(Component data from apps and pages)
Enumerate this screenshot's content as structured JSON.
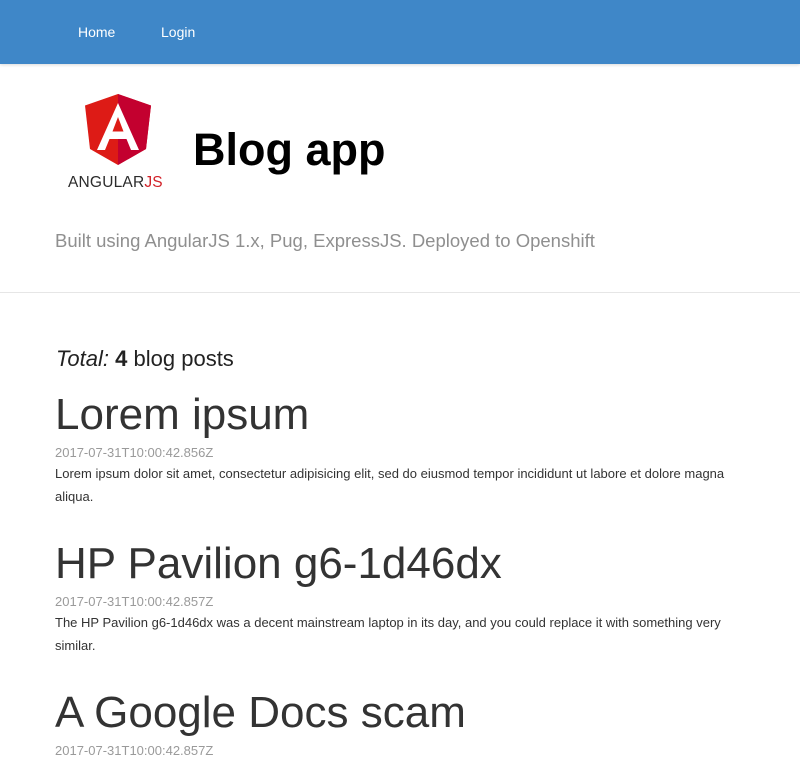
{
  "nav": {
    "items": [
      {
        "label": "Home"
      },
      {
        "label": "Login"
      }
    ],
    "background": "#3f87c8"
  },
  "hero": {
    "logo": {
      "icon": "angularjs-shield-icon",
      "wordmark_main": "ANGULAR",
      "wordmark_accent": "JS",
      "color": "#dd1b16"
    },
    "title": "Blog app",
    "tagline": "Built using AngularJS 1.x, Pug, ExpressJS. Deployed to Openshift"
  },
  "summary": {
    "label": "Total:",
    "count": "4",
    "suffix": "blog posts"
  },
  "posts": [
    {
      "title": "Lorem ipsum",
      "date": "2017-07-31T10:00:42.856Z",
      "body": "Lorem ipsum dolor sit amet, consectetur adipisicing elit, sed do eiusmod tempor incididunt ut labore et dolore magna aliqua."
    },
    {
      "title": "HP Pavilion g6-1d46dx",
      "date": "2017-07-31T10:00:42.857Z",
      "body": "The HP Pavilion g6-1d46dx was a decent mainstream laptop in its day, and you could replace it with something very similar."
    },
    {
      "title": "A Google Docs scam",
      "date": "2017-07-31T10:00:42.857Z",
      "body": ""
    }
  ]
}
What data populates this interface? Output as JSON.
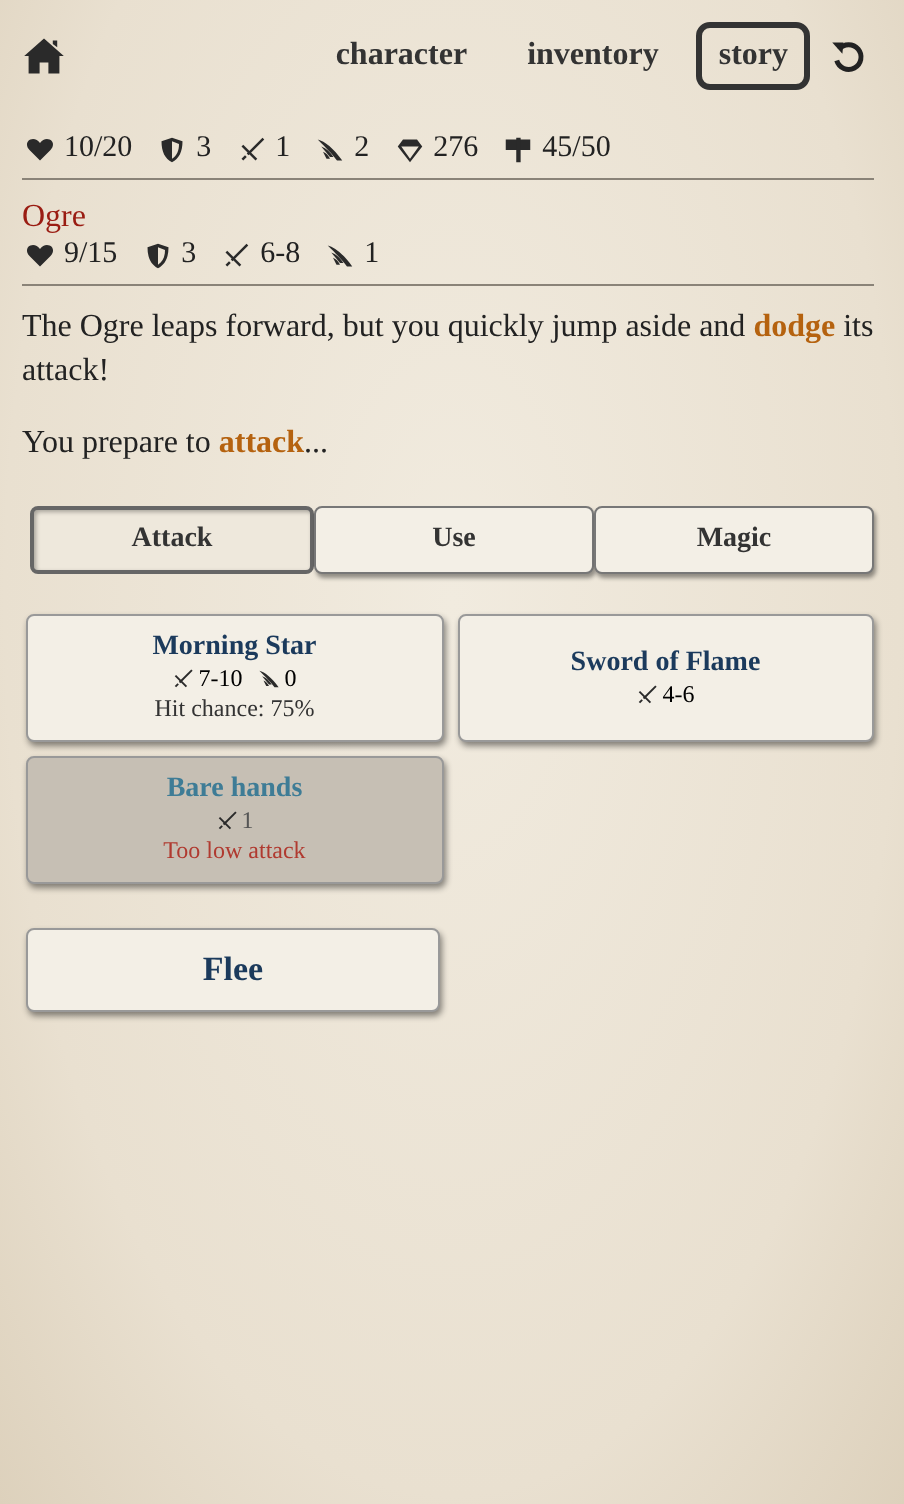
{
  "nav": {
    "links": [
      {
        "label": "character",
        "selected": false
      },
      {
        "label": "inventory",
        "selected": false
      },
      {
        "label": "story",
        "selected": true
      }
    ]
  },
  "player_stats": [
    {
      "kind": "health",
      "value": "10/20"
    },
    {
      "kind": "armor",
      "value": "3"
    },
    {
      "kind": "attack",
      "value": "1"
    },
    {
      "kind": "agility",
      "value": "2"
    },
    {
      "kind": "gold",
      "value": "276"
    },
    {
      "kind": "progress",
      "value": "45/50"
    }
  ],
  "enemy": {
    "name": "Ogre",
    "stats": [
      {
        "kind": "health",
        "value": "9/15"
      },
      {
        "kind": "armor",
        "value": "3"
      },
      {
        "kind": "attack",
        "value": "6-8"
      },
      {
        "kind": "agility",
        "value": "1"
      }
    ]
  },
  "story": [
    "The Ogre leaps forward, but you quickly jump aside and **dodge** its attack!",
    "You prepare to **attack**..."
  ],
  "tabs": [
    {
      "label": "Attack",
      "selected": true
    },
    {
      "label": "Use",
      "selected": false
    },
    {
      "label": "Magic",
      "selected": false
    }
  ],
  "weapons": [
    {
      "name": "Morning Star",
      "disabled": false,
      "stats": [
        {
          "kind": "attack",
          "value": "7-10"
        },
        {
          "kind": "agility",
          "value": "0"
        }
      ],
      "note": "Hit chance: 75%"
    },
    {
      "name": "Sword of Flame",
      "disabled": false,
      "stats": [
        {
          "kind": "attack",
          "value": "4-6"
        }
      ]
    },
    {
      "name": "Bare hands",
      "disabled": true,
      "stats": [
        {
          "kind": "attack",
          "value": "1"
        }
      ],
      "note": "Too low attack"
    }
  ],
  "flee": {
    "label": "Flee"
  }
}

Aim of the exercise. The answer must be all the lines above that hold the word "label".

Exercise answer.
        "label": "Home"
        "label": "Login"
    "label": "Total:",
        "label": "character",
        "label": "inventory",
        "label": "story",
      "label": "Attack",
      "label": "Use",
      "label": "Magic",
    "label": "Flee"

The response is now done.